RNA - In comments dealing with a recent escalation of events in Syria’s border with the Israeli-occupied Palestinian territories, US Secretary of State Rex Tillerson has blamed Iran for the continued bloodshed in Syria, saying Tehran should end its “destabilizing” presence in Syria and allow peace to be restored to the Arab country.
However, many wonder who is really destabilizing Syria. Is it Iran, a country that has gone to any length to protect the legitimate government of Syria, or was it the US, which from the onset of war in March 2011 began to designate the heavily-armed militants and military defectors as the so-called moderate opposition of Syria and continued to generously support them through providing weapons, funding and training.
Washington cannot hide its anger at Iran and Russia becoming the saviors of Syria after an all-out war, which in the beginning was to change the political and security equations in the Middle East. For a long time, Syria was a major front in regional confrontation with Israel. It openly supported governments and fighters that countered Israel’s occupation of Palestine and its violation of the sovereignty of countries such as Lebanon.
The fall of Syria, as it was envisaged in the West, could mean an end to Damascus’ anti-Israeli policies and could create a sense of relief for the regime in Tel Aviv. That dream actually failed to materialize and after more than seven years, Israel and the US, as its main ally, feel more insecure than ever as Syria is regaining control over many parts of its territories. Moreover, Syria has established stronger military and political ties with Iran and Russia, the two countries that backed it in the war on terror, and it has become more engaged with the Lebanese resistance movement Hezbollah, an arch enemy of Israel.
Now, US officials are becoming more fearful about Israel’s grim future and what could happen to it in adjacency of a revitalized Syria. To offset those concerns, they now try to highlight Iran’s continued presence in Syria as a threat, pretending that Tehran is fueling the violence.
Tillerson said on Wednesday that Iran should withdraw from Syria, saying Tehran was responsible for a recent escalation in Syria's borders with the occupied territories. He even accused Iran of hampering the United Nations' efforts to restore peace in Syria.

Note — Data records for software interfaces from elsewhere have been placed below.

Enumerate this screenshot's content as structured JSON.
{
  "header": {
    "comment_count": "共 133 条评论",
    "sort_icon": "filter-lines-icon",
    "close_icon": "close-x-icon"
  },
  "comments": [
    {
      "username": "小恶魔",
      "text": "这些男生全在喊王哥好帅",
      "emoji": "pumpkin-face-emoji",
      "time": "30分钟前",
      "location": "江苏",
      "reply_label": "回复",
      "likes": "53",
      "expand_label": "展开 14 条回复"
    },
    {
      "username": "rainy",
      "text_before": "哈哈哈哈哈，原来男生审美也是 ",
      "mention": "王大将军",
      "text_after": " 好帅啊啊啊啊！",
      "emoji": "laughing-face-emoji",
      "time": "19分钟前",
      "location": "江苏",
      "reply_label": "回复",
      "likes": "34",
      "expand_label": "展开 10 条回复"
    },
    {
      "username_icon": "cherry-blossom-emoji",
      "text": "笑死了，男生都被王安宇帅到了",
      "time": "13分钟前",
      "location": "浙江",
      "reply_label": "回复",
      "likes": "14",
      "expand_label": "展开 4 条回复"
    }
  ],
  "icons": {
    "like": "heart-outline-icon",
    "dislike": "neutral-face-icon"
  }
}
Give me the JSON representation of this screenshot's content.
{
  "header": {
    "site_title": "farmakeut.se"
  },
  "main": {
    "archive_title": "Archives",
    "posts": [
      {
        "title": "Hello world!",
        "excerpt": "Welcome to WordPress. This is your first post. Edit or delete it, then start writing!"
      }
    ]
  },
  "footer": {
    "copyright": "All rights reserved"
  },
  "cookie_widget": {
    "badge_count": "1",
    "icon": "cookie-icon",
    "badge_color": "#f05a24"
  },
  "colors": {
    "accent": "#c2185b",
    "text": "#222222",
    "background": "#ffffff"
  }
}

“We are quite concerned about the recent incident involving Israel and Iranian assets inside of Syria. And I think this again illustrates why Iran's presence in Syria is only destabilizing to the region,” Tillerson said, adding “Iran needs to withdraw its military, its militia from Syria, and allow a hope for the peace process to take hold in Geneva.”
According to Press TV, Tillerson made the comments in Amman, the capital of Jordan, a kingdom which borders Syria’s province of Dayr al-Zawr, where government forces have managed to liberate key cities and towns relying on Iranian and Russian support. Russia, which unlike Iran, has a direct military presence in Syria, has repeatedly accused the United States of trying to hamper Syria's full victory against the Daesh Takfiri terrorist group. Moscow has released evidence showing that US forces stationed in Dayr al-Zawr’s border regions and in Jordan have been collaborating with Daesh and other militants through providing intelligence about Syrian and Russian forces.
Tillerson's comments came just days after the US military admitted it had carried out heavy bombardments on Syrian pro-government forces in Dayr al-Zawr, an attack that reportedly killed more than 200 people, including private Russian military contractors.
Russia is in Syria based on an official request by the government. Iran also helps Syria through its military advisors based on similar demands by Damascus. Lacking such a mandate and authorization, the US has operated around and inside Syria’s borders over the past years and reports show that it is increasing its deployment in the Jordanian border, a clear sign it is wary of the turn of events in the region.
So, the question is who is really behind the protracted violence in Syria and who is really destabilizing the country now that it is back on its feet?'
Syria has on several occasions called on the UN to force Washington to stop its aggression against on the Arab country’s sovereignty. It has designated as a violation of Syria's territorial integrity the US airstrikes that are as part of a so-called campaign against Daesh, which began four years ago in neighboring Iraq and then expanded into Syria. US warplanes have targeted civilians in hospitals and schools as part of their alleged fight against Daesh. They are now becoming increasingly involved in attacks against government forces and allies in Dayr al-Zawr, where Iran played a huge role in bringing Daesh to its last legs.
Iran has officially called on the US to end its military adventures in Syria and allow the country to re-establish authority on its territories. Ali Akbar Velayati, a former foreign minister and a senior foreign policy adviser to Leader of the Islamic Revolution Ayatollah Seyyed Ali Khamenei, said on Wednesday that it was Washington, in fact, that was an unwelcome guest and a destabilizing force in Syria.
“Those should leave Syria who are there without the permission of the legal Syrian government,” said Velayati while reacting to Tillerson’s latest comments.